By Thor Olavsrud
In the battle of man vs. machine, heads-up no-limit Texas hold’em may be the next new frontier. Artificial intelligence (AI), developed by a Carnegie Mellon University professor and a PhD student, is taking on four of the top pros in the world to show that AI can master games of imperfect information.
Thor Olavsrud writes, “For decades, researchers have been pitting [AI] against the top game players in the world. The heads-up no-limit Texas hold’em variant of poker may be the final frontier in the battle of man vs. machine over games. And it may be about to fall.
“In 1997, IBM chess computer Deep Blue defeated world chess champion Garry Kasparov. In 2011, IBM Watson defeated Ken Jennings and Brad Ruttner, the two winningest Jeopardy players in that game show’s history.
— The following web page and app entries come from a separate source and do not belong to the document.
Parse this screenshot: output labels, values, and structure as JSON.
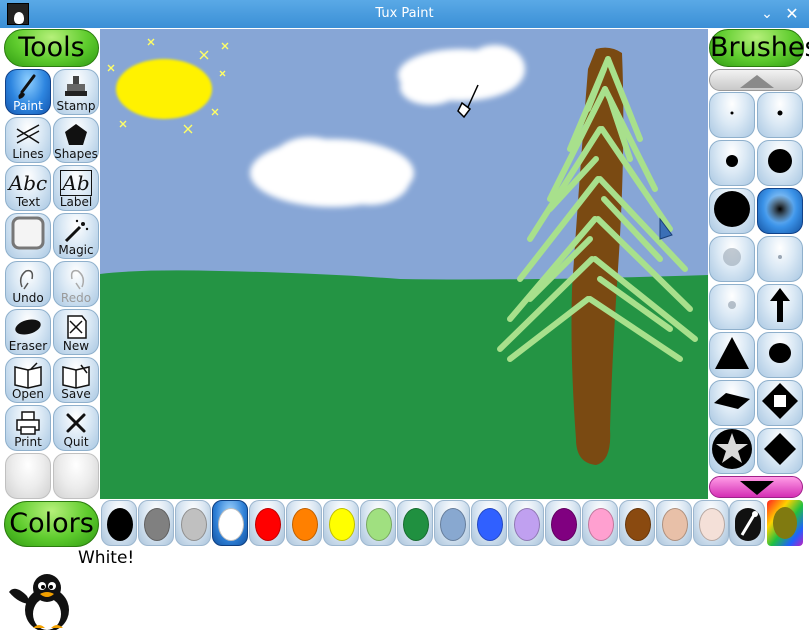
{
  "window": {
    "title": "Tux Paint",
    "minimize_icon": "chevron-down-icon",
    "close_icon": "close-icon"
  },
  "tools_header": "Tools",
  "tools": [
    {
      "id": "paint",
      "label": "Paint",
      "icon": "paintbrush-icon",
      "active": true,
      "disabled": false
    },
    {
      "id": "stamp",
      "label": "Stamp",
      "icon": "stamp-icon",
      "active": false,
      "disabled": false
    },
    {
      "id": "lines",
      "label": "Lines",
      "icon": "lines-icon",
      "active": false,
      "disabled": false
    },
    {
      "id": "shapes",
      "label": "Shapes",
      "icon": "pentagon-icon",
      "active": false,
      "disabled": false
    },
    {
      "id": "text",
      "label": "Text",
      "icon": "text-icon",
      "active": false,
      "disabled": false
    },
    {
      "id": "label",
      "label": "Label",
      "icon": "label-icon",
      "active": false,
      "disabled": false
    },
    {
      "id": "fill",
      "label": "",
      "icon": "fill-icon",
      "active": false,
      "disabled": false
    },
    {
      "id": "magic",
      "label": "Magic",
      "icon": "magic-wand-icon",
      "active": false,
      "disabled": false
    },
    {
      "id": "undo",
      "label": "Undo",
      "icon": "undo-icon",
      "active": false,
      "disabled": false
    },
    {
      "id": "redo",
      "label": "Redo",
      "icon": "redo-icon",
      "active": false,
      "disabled": true
    },
    {
      "id": "eraser",
      "label": "Eraser",
      "icon": "eraser-icon",
      "active": false,
      "disabled": false
    },
    {
      "id": "new",
      "label": "New",
      "icon": "new-page-icon",
      "active": false,
      "disabled": false
    },
    {
      "id": "open",
      "label": "Open",
      "icon": "open-book-icon",
      "active": false,
      "disabled": false
    },
    {
      "id": "save",
      "label": "Save",
      "icon": "save-icon",
      "active": false,
      "disabled": false
    },
    {
      "id": "print",
      "label": "Print",
      "icon": "printer-icon",
      "active": false,
      "disabled": false
    },
    {
      "id": "quit",
      "label": "Quit",
      "icon": "quit-icon",
      "active": false,
      "disabled": false
    }
  ],
  "brushes_header": "Brushes",
  "brushes": [
    {
      "id": "tiny-dot",
      "icon": "dot-tiny-icon",
      "active": false
    },
    {
      "id": "small-dot",
      "icon": "dot-small-icon",
      "active": false
    },
    {
      "id": "medium-dot",
      "icon": "dot-medium-icon",
      "active": false
    },
    {
      "id": "large-dot",
      "icon": "dot-large-icon",
      "active": false
    },
    {
      "id": "xlarge-dot",
      "icon": "dot-xlarge-icon",
      "active": false
    },
    {
      "id": "fuzzy-dot",
      "icon": "fuzzy-dot-icon",
      "active": true
    },
    {
      "id": "faint-dot",
      "icon": "faint-dot-icon",
      "active": false
    },
    {
      "id": "faint-small-dot",
      "icon": "faint-small-dot-icon",
      "active": false
    },
    {
      "id": "faint-tiny-dot",
      "icon": "faint-tiny-dot-icon",
      "active": false
    },
    {
      "id": "arrow-up",
      "icon": "arrow-up-icon",
      "active": false
    },
    {
      "id": "triangle",
      "icon": "triangle-icon",
      "active": false
    },
    {
      "id": "blob",
      "icon": "blob-icon",
      "active": false
    },
    {
      "id": "diamond-flat",
      "icon": "diamond-flat-icon",
      "active": false
    },
    {
      "id": "diamond-hollow",
      "icon": "diamond-hollow-icon",
      "active": false
    },
    {
      "id": "star",
      "icon": "star-icon",
      "active": false
    },
    {
      "id": "diamond",
      "icon": "diamond-icon",
      "active": false
    }
  ],
  "colors_header": "Colors",
  "colors": [
    {
      "name": "Black",
      "hex": "#000000"
    },
    {
      "name": "Gray",
      "hex": "#808080"
    },
    {
      "name": "Silver",
      "hex": "#c0c0c0"
    },
    {
      "name": "White",
      "hex": "#ffffff",
      "active": true
    },
    {
      "name": "Red",
      "hex": "#ff0000"
    },
    {
      "name": "Orange",
      "hex": "#ff8000"
    },
    {
      "name": "Yellow",
      "hex": "#ffff00"
    },
    {
      "name": "Light Green",
      "hex": "#a0e080"
    },
    {
      "name": "Green",
      "hex": "#209040"
    },
    {
      "name": "Light Blue",
      "hex": "#88a8d0"
    },
    {
      "name": "Blue",
      "hex": "#3060ff"
    },
    {
      "name": "Lavender",
      "hex": "#c0a0f0"
    },
    {
      "name": "Purple",
      "hex": "#800080"
    },
    {
      "name": "Pink",
      "hex": "#ffa0d0"
    },
    {
      "name": "Brown",
      "hex": "#8a4a10"
    },
    {
      "name": "Tan",
      "hex": "#e8c0a8"
    },
    {
      "name": "Ivory",
      "hex": "#f4e0d8"
    }
  ],
  "color_picker_icon": "eyedropper-icon",
  "color_wheel_icon": "rainbow-palette-icon",
  "status_text": "White!",
  "mascot_icon": "tux-penguin-icon",
  "palette": {
    "sky": "#87a6d6",
    "grass": "#249444",
    "sun": "#fff200",
    "trunk": "#7a4a12",
    "needles": "#a8e08c"
  }
}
In 2015, Google DeepMind’s AlphaGo defeated South Korean professional Go player Lee Sedol, considered one of the best players in the world.
“But as games go, heads-up no-limit Texas hold’em is an entirely different beast. Unlike the others, it is a game of imperfect information—the players know only some of the cards in play, and they can bluff and use other ploys to mislead their opponents. Tuomas Sandholm, computer science professor at Carnegie Mellon University, says the game features 10161 information sets, significantly more than all the atoms in the universe. Limit hold’em, which restricts bets and raises to a predetermined amount, has 1013 information sets.
“‘For a given game size, incomplete information games are much harder to solve than complete information games,’ Sandholm says. ‘In complete information games, it’s basically decomposable. You can solve what’s best to do just by looking at the end game. But if I’m in an end game where I have four aces, I can’t just bet aggressively. And I can’t just bet weakly when I have a weak hand. That would be too transparent. You have to balance across the subgames and therefore the problem is not decomposable.’”
Also, in case you hadn’t heard, the AI won. Read all about it.